This asteroid, labeled 2023 DZ2, is newly discovered and swinging past our planet — here's how to watch.

Meteor trail in the night sky.

For families who love all things in the sky, there’s a really exciting opportunity to see an asteroid that was only discovered last month. There isn’t much known about this new flying rock, but the 200-foot meteor is closely flying by Earth this month, and with the right gear, you can view it passing by with your own two eyes. Here’s what you need to know.

Which asteroid is flying by Earth, and when can I watch?

The asteroid that’s flying by Earth is a newly discovered one, which makes it extra exciting. This asteroid, labeled 2023 DZ2, according to EarthSky, is “part of the Apollo family of asteroids.”

The asteroid was first discovered at an observatory in La Palma, in the Canary Islands, Spain, in late February 2023.

“As of March 16, 2023, there were only 31 observations of the new asteroid’s orbit spanning 1.9854 days,” EarthySky notes. “New observations will better define the space rock’s orbit and should allow scientists to get a more precise estimate of its size, which could be between 173 and 393 feet (53 and 120 meters) in diameter.”

2023 DZ2 is classified as a NEO (Near Earth Object), and it orbits the sun every 3.25 years.
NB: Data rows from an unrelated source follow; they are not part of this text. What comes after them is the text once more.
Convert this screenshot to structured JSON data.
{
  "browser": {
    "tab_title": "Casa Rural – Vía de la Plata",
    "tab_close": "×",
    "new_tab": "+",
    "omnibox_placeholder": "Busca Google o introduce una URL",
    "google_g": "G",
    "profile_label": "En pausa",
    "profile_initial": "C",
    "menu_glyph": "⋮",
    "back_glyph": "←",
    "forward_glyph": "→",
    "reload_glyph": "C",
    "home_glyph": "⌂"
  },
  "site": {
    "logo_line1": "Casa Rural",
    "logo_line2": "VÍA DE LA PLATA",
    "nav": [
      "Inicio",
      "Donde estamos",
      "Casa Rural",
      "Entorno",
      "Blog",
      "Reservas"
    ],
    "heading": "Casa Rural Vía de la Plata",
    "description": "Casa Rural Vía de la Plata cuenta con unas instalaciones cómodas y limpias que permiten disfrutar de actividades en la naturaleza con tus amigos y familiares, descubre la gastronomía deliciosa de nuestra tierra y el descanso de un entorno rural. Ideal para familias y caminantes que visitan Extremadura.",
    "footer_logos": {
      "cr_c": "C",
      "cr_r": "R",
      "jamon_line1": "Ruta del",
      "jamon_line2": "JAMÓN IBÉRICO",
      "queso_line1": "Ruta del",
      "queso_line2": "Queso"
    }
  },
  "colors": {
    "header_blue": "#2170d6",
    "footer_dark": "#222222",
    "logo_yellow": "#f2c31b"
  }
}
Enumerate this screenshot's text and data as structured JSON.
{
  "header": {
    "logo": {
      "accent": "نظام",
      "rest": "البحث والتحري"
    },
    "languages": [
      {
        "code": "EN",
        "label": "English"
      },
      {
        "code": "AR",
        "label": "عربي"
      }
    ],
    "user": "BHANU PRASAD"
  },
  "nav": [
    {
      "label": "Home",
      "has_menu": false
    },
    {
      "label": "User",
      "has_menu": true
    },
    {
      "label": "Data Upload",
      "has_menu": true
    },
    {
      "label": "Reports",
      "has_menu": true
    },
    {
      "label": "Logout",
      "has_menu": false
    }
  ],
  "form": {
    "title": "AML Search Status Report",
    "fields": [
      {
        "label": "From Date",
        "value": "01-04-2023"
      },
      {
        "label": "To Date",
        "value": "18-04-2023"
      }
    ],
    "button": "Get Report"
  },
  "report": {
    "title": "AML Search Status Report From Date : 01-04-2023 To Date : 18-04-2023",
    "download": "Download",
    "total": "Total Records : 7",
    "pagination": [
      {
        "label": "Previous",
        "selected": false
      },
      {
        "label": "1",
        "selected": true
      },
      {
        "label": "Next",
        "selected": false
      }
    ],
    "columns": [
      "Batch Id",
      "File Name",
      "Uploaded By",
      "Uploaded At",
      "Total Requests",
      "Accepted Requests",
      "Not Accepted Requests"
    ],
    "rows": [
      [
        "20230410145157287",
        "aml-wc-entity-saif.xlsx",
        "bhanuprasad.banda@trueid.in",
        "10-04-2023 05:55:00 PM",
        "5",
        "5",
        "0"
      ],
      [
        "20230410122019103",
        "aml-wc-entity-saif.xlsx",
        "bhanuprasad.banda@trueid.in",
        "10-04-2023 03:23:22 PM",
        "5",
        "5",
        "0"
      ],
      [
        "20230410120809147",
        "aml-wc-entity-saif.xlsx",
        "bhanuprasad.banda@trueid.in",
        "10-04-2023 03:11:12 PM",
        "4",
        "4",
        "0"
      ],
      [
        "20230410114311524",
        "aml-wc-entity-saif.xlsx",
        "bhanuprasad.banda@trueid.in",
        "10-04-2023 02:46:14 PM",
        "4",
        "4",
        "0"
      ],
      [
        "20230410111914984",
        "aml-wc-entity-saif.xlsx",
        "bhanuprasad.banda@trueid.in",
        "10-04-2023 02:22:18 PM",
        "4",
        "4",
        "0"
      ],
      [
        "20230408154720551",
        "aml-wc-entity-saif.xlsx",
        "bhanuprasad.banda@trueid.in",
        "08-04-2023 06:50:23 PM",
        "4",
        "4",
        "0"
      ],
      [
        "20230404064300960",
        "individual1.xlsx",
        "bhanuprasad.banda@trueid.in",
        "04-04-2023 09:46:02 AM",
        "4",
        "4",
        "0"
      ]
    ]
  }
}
EarthSky suggests the best time to watch the asteroid pass by Earth from the Northern Hemisphere is early in the night on March 24, 2023.

How can I watch the asteroid flying by Earth with the kids?

For families who are pretty familiar with the constellations, the new asteroid will be “east of the constellations Orion, Canis Major, and Canis Minor,” EarthySky notes.

You can visit Stellarium online to get a better timeframe for when you can best view the asteroid based on where you live, and to get diagrams of the sky to figure out where to tune your eyes.

“On the night of March 24, 2023, you might be able to see the space rock’s motion in real-time through a telescope,” EarthSky explains.

Looking through a telescope, the asteroid will appear like a “slow-moving star” that passes by the stars in the sky that aren’t moving.

Happy stargazing — or in this case, asteroid-gazing!